This happened in the centre of the town when the new Waitrose supermarket was built in the 1980’s.
Enormous timber post holes were discovered, under laying the Roman and medieval finds. These have now been identified as an extensive henge monument which appears to have covered a large part of old Dorchester from the High Street to South Walks and extending downhill across the river - the first settlement in what we now call Dorchester. Since that time other post holes have been found in curious places in the town. Take a guided tour (details at TIC) and find out more about these exciting finds, you can still see where the posts holes were found: see the large red circles painted on the concrete of the lower floor of the Waitrose car park, come and see!
His walk explores the old town of Dorchester - a place steeped in history. One tale relates to the original Hangman's Cottage down by the river and an indelible imprint on the memory of a 16 year old Thomas Hardy who watched as the hangman performed his grisly role on one Martha Brown who had murdered her husband.

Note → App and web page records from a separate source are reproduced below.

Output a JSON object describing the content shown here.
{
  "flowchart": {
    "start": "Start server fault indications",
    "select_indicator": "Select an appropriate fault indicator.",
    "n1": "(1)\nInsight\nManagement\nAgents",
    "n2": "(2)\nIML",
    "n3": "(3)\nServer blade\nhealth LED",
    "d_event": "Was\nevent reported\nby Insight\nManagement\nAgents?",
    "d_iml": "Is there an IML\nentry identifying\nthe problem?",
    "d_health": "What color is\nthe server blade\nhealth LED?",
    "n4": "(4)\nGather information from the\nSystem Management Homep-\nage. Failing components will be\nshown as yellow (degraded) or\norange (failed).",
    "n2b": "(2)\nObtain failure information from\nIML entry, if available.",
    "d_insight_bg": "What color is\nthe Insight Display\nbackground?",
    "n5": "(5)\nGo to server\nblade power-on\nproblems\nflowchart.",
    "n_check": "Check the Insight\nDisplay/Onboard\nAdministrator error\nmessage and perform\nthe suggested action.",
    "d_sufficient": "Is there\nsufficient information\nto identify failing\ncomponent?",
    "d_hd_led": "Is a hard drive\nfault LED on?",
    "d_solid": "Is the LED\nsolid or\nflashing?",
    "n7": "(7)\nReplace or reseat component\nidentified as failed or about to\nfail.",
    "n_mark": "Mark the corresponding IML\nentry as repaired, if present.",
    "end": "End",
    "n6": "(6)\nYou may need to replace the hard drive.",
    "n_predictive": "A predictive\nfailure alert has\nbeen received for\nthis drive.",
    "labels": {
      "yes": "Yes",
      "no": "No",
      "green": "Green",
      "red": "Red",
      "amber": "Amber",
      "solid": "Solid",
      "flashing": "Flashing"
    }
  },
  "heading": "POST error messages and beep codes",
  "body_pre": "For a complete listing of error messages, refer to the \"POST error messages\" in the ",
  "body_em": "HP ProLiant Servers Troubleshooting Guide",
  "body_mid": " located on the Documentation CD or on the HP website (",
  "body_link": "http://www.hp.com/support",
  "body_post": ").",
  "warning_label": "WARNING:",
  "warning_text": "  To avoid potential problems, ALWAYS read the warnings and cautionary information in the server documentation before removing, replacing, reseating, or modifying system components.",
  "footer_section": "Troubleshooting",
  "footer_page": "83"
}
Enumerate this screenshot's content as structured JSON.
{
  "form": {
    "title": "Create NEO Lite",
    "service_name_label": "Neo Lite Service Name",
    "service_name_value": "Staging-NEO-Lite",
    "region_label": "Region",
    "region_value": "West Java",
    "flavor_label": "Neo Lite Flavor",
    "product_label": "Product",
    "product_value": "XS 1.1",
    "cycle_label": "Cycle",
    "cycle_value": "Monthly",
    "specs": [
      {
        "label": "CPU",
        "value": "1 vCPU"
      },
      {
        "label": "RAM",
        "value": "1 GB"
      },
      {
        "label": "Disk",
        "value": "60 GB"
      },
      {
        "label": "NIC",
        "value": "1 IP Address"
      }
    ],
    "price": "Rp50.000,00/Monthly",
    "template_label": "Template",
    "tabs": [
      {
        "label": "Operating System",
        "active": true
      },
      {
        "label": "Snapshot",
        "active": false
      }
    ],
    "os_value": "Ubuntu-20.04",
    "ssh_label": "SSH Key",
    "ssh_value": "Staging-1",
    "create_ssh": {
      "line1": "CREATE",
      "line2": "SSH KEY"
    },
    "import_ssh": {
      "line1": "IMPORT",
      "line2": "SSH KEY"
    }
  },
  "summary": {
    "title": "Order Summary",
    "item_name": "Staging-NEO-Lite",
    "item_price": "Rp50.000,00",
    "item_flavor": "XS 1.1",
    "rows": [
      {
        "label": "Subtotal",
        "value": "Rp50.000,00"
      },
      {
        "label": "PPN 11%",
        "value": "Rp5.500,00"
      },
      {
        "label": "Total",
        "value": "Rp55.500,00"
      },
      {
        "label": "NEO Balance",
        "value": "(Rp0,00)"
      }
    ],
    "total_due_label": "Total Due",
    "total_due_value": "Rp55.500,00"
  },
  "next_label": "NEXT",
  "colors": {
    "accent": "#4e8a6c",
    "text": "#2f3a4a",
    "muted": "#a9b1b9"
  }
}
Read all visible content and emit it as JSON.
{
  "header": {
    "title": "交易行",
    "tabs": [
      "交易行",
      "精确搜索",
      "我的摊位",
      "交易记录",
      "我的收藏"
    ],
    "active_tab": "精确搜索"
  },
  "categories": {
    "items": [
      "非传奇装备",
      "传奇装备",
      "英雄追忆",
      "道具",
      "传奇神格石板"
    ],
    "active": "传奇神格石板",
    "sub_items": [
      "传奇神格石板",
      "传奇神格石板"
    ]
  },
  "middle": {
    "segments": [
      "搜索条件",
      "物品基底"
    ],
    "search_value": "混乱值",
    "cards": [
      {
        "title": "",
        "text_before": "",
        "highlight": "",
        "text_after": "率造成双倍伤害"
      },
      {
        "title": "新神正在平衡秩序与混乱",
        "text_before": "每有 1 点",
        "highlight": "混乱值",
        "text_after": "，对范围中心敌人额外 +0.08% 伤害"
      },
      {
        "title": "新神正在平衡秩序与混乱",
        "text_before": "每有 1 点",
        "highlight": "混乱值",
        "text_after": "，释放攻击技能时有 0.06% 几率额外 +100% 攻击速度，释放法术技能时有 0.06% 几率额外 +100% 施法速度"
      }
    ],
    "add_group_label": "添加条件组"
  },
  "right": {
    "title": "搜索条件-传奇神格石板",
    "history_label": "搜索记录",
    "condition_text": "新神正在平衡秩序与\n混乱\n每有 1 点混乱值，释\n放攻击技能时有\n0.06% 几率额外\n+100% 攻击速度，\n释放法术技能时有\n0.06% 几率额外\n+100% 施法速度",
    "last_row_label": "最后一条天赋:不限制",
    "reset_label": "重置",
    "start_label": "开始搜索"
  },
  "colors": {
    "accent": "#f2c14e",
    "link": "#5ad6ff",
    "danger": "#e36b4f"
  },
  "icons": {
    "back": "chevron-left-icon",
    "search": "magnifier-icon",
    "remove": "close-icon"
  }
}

Walks start at 8pm on a Thursday at the Kings Arms Hotel. Adults £5 and children £2.
Stroll down High West Street past the plaque on the wall of the Old Crown Court commemorating the Tolpuddle Martyrs. Past Dorset County Museum and in the grounds of St Peters Church you will see the statue of William Barnes - a man of many talents but more famous in his day than Thomas Hardy for his Dorset dialect poems. Cross the High Street and walk up Trinity Street. Take a right opposite the Tourist Information Centre and halfway up Princes Street set back from the road is a Roman inspired Fountain. Back down Princes Street, past the TIC into Antelope Walk and then across South Street into Durngate Street you will find a statue of the Dorset Shepherd inspired by one of the poems of William Barnes. Finally walk to the far end of South Street and stroll along the tree lined South Walks. At the far end a set of three figures by the celebrated sculptor Elisabeth Frink represents martyrdom.
In this building the hated Judge Jeffreys, a supporter of James II, lodged when he came to Dorchester to hear the trials of men who took part in the Monmouth Rebellion of 1685, now known as the ‘Bloody Assize’.
Tradition tells us that these trials took place in the Oak Room just behind the lodging house (also now a cafe/restaurant entered from Antelope Walk). The trials were of men who had supported James Duke of Monmouth (illegitimate, protestant son of Charles I) in his attempt to overthrow his Catholic uncle King James II. Hear details of the punishments given to these poor men, 312 were accused and sentenced, learn some more of the darker side of Dorchester’s history, book a guided tour now (details: TIC)!